Mr. Dan Ashe
US Fish and Wildlife Service
Washington, DC 20240

Dear Director Ashe,

I firmly believe that the scientific and public good arguments against ending federal involvement in wolf recovery in the lower 48 states—particularly in the Pacific Northwest and Southern Rockies—that were valid in the late 1990s are still valid today.

Further, fundamental and largely unresolved barriers between realizing tenuous wolf recovery objectives in a region or two and the ultimate goal of enabling species recovery across the spectrum of remaining re-colonization opportunities;

Western wolf recovery as largely an issue of federal lands policy and priorities involving a widely roaming species whose expedited recovery cannot or should not be delegated to the states or localities;

The wolf as a keystone species contributing an ecosystem function that cascades down through a multitude of public landscapes in several states negatively impacted by unchecked populations of native and domestic ungulates; and

An inherent federal responsibility for wolf recovery for the simple reason that the Biological Survey—a precursor to the US Fish and Wildlife Service—was in large part responsible for the broad scale elimination of wolves in the lower 48 states.

For all of the above reasons and more I join with Cascadia Wildlands and others in calling for the USFWS—your agency—to materially commit to getting the wolf recovery job done in the American West. This path is supported by a substantial body of scientific literature, legions of wildlife scientists working the field and a sector of the US public committed to conservation ethics.

To all LARC supporters, thank you for taking the time to address this concern and heping to be the voice for the wolves.

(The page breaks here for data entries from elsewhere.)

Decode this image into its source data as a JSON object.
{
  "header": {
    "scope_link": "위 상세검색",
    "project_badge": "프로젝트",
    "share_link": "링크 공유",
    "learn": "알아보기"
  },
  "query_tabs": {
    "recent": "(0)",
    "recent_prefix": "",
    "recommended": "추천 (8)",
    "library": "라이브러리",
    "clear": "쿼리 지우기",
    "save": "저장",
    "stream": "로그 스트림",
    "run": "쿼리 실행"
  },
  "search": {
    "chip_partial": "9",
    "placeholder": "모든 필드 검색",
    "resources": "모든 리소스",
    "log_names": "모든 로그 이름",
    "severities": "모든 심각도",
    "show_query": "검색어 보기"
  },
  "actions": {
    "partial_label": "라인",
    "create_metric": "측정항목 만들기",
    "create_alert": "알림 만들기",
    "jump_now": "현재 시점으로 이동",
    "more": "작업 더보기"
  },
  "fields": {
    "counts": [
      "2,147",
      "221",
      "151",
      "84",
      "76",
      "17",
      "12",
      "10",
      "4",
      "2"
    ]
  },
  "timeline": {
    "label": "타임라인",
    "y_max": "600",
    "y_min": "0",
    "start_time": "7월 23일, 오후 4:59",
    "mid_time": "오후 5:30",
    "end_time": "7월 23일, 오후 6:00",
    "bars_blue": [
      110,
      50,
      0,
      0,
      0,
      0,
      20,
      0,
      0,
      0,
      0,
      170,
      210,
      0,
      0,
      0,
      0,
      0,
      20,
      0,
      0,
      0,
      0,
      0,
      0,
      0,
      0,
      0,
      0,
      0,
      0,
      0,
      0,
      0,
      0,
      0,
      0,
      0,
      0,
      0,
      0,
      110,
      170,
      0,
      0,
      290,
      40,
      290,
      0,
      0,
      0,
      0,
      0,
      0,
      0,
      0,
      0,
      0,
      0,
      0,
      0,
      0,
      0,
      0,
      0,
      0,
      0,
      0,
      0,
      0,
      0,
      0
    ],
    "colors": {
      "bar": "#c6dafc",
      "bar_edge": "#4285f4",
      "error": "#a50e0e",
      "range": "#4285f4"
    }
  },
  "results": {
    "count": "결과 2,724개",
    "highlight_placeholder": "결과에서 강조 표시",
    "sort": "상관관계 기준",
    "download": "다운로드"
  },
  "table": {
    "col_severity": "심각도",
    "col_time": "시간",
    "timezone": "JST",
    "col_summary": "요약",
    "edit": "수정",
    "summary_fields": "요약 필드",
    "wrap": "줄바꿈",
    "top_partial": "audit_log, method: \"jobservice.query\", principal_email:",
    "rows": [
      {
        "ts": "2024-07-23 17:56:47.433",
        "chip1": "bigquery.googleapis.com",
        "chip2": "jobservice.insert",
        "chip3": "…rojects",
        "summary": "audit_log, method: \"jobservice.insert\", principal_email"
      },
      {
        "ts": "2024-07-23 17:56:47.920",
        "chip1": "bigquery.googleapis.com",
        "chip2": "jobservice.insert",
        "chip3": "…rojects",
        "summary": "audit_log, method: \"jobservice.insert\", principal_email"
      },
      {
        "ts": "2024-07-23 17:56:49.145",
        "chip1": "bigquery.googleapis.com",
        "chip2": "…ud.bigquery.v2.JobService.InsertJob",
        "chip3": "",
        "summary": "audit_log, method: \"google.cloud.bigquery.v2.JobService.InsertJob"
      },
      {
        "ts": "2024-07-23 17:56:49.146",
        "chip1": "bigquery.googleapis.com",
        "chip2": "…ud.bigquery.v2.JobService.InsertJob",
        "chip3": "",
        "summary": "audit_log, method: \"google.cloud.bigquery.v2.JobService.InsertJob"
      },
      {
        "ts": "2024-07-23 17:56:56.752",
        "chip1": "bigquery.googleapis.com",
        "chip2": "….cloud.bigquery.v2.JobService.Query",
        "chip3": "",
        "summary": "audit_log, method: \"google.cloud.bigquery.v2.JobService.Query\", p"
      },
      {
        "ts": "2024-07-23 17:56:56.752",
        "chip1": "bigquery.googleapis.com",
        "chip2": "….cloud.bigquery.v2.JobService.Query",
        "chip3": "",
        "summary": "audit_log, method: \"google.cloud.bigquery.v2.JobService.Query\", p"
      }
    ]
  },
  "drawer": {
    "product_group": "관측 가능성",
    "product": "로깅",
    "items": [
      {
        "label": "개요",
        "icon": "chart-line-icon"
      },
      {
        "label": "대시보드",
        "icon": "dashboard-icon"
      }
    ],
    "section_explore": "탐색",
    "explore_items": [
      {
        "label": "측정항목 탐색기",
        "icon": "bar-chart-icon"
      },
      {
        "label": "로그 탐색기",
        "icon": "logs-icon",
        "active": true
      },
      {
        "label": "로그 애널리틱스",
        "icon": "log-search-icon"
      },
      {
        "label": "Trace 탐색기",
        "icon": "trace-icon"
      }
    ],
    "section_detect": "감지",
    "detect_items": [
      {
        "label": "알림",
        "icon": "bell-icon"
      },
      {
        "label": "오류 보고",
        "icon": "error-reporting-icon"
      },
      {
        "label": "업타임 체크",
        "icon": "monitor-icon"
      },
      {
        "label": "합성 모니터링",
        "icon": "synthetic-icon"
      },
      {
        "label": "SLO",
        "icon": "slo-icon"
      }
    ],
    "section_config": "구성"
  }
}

Table of Contents
Let your Donation do the Howling
We thank you so much for your support.  With the winter months kicking into gear those heated water troughs make all the difference in the world.  Added to this we would like to place bales of straw into the doggie igloos – at a cost of $28 per bale  - the wolfdogs go through quite a bit of straw throughout the winter.  Your support is always invaluable and this will warm more than our hearts:))
I Give (Warriors and Wolves)
LARC’s Warriors and Wolves program, would like our supporters to use the IGive website when making purchases.  Just downloading the “Igive” app will donate $5.00 to LARC.  All purchases through the Igive site donate a percentage to LARC without any extra cost to you.  Most merchants and companies are listed with Igive.  It is an easy way to raise some needed funds for LARC simply by doing your regular shopping.  
Please visit them: www.igive.com
Donate Now to
the Lockwood Animal Rescue Center through the
Assn. for Parrot C.A.R.E.
our parent organization
Every month the expenses seem to increase to run the LARC sanctuary – whether it’s fuel bills, utilities or food…so every donation counts no matter how small.  
We Are All in it Together 

Not everyone can afford to sponsor a wolfdog every month or support LARC’s efforts financially but everyone can do something to help…remember the Antidote to Despair is Action – and all of us with our eyes wide open to the plight of animals feel a little sadness every now and then.  By doing something to help animals we can feel a part of something bigger, a growing sense of compassion and caring that IS making a difference.  Tell your friends, family and co-workers about the wolf hunts, sign a petition, send a letter to the editor of your newspaper, write a blog about the senseless breeding of wolves to dogs!  And if you can, help with frequent flyer miles to send LARC to the wolf hearings around the country.